**Problem statement:** Copy each line of the records that contains the word "cisco".

**Page and application data records:**

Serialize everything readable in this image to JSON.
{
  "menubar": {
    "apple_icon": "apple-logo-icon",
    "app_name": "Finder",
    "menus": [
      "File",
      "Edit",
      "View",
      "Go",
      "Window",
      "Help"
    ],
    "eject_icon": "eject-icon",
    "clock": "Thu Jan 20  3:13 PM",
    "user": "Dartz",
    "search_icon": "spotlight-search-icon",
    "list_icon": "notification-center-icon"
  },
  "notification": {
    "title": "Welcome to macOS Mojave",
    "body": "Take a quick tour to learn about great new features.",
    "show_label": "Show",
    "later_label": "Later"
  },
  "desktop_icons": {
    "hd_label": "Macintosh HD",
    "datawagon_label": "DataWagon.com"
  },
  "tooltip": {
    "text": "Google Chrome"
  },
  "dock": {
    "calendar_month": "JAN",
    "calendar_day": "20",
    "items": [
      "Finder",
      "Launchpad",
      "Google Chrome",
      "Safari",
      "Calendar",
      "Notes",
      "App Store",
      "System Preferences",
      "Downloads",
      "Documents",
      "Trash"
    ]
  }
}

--

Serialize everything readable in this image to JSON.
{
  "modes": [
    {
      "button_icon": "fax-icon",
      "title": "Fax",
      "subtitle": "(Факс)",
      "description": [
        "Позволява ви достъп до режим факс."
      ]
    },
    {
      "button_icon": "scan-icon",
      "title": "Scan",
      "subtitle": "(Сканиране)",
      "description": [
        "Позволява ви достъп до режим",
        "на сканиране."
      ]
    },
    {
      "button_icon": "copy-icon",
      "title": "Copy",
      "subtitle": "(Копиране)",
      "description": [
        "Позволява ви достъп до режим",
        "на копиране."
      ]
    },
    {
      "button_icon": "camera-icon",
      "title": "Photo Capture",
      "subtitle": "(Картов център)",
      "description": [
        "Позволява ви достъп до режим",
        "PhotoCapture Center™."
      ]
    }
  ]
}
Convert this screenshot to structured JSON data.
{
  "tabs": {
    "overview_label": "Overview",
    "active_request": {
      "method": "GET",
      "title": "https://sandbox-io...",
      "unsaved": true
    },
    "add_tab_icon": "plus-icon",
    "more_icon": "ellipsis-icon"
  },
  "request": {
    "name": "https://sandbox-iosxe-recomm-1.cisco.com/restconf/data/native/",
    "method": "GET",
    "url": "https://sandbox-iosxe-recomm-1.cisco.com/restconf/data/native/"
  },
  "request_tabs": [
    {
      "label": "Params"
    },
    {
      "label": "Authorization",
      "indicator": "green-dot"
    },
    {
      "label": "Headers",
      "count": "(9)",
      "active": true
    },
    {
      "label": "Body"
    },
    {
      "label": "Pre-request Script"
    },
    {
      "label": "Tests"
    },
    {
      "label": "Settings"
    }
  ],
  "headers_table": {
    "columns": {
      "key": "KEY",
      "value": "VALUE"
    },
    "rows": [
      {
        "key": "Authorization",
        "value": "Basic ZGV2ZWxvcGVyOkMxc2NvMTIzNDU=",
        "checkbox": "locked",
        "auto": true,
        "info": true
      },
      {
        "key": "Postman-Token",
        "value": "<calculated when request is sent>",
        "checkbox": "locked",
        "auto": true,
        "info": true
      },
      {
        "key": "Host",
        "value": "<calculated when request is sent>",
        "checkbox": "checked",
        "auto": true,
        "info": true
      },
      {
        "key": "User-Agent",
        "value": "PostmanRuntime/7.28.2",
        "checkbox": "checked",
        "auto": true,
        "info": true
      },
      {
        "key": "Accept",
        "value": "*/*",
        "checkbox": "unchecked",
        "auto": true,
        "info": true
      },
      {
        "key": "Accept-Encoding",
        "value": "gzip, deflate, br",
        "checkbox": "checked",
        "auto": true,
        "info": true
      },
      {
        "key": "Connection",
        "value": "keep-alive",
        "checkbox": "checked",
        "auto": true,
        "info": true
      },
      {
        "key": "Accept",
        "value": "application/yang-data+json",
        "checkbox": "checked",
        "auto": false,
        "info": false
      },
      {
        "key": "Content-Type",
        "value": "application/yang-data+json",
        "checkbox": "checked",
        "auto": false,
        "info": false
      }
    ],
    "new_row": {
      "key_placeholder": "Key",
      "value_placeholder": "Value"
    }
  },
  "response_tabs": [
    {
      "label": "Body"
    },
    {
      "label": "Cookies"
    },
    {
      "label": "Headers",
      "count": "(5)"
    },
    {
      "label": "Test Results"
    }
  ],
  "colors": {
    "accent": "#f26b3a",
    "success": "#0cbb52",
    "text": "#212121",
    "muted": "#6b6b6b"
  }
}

**Answer:**
    "name": "https://sandbox-iosxe-recomm-1.cisco.com/restconf/data/native/",
    "url": "https://sandbox-iosxe-recomm-1.cisco.com/restconf/data/native/"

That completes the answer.